DNA Structure and Replication

ID #2340

Are topoisomerase and helicase in the same group of enzymes or do they counteract each other's function?

Topoisomerases and helicases are not in the same group or family of enzymes. I wouldn't say that they necessarily counteract each other's functions as a general rule. Helicases unwind nucleic acids, often making them go from double-stranded to single-stranded (this is the only capacity in which we learn about helicases in MCB150). Topoisomerases can twist (or untwist) DNA that is already double-stranded. These two functions are quite independent of each other most of the time (e.g. supercoiling of prokaryotic DNA). During DNA replication, Helicase unwinds or opens up the DNA, making it single-stranded and creating a replication bubble. However, a strain (in the form of coils) are introduced at the ends of the "bubble", and this is where the Topoisomerase relieves the strain brought about by the extra twists on the double-stranded DNA. In this case, topoisomerase does counteract the effect of helicase, but they function very differently from each other. So no, they are not part of the same enzyme family. 
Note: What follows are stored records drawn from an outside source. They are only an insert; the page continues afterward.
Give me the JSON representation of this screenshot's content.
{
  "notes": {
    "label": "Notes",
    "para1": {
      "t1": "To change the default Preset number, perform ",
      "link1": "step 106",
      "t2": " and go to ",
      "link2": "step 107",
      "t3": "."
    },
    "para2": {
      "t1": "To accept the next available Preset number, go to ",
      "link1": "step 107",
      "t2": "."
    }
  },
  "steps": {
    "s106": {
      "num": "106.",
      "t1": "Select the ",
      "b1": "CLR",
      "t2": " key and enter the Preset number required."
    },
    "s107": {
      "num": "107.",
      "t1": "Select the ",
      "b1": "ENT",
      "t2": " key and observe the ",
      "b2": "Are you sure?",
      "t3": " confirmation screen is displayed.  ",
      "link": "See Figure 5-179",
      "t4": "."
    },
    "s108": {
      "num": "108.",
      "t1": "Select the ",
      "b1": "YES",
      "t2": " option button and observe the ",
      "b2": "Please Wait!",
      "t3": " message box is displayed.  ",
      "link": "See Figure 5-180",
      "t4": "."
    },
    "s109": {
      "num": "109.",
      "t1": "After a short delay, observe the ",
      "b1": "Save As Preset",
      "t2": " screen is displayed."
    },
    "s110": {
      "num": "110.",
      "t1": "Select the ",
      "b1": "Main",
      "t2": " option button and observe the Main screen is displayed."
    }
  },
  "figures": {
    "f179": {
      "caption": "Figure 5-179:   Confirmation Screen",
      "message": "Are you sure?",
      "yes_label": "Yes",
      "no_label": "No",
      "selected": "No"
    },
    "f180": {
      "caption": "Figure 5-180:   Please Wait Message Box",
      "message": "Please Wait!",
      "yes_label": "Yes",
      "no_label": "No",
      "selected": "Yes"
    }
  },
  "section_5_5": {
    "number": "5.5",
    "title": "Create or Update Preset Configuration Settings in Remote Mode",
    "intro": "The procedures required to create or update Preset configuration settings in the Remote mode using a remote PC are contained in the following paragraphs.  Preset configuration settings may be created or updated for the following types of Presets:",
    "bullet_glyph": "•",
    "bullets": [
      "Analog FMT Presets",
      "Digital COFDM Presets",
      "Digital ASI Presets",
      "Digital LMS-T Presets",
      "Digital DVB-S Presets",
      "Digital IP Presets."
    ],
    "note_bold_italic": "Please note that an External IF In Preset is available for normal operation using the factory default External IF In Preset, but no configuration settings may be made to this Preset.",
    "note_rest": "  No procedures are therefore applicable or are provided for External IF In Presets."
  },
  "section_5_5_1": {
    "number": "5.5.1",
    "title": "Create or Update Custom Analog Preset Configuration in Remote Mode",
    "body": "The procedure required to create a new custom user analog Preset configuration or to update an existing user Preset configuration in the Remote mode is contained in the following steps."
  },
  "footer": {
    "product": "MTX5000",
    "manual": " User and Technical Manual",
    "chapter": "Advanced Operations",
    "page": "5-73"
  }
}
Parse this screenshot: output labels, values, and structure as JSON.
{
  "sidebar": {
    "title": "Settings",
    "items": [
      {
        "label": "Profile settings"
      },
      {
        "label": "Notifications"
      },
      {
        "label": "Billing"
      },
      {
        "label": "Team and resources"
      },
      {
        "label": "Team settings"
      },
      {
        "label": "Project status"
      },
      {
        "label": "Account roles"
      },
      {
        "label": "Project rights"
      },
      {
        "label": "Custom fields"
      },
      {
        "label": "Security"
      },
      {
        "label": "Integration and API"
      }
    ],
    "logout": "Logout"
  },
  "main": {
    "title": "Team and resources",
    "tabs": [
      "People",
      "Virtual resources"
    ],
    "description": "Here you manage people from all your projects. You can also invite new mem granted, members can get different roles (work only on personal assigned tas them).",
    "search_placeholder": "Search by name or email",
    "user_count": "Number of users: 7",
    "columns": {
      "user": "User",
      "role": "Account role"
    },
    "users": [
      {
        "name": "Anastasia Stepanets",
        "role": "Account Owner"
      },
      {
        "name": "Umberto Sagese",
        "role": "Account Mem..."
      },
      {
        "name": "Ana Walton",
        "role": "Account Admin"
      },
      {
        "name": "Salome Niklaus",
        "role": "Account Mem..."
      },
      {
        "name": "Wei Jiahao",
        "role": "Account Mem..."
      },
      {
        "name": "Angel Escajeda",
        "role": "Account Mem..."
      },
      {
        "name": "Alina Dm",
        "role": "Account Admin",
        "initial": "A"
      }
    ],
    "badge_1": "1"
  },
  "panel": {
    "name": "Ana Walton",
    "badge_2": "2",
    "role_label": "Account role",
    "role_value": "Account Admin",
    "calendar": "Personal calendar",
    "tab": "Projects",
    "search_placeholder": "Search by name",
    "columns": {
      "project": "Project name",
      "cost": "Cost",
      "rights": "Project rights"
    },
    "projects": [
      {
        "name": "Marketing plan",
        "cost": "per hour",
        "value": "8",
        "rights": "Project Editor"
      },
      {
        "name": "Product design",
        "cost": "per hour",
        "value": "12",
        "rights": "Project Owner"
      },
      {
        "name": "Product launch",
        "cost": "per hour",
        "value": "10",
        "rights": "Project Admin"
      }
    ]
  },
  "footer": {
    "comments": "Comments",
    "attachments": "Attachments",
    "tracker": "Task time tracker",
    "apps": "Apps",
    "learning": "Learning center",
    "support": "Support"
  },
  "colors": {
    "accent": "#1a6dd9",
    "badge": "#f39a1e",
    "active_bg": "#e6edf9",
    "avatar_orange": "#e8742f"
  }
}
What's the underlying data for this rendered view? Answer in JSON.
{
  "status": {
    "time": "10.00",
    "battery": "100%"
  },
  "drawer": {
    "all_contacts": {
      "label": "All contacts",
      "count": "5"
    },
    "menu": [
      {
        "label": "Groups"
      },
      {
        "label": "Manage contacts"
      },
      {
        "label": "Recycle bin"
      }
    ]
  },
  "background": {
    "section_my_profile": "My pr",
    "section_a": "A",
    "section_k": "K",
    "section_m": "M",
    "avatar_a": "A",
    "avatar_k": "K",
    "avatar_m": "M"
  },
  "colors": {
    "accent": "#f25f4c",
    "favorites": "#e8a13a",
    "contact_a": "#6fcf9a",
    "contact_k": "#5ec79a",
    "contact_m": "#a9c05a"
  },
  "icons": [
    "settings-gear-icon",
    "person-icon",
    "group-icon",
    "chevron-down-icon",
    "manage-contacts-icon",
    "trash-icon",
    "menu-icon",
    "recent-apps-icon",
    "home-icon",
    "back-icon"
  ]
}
Print this record Print this record
Send to a friend Send to a friend
Show this as PDF file Show this as PDF file
Export as XML-File Export as XML-File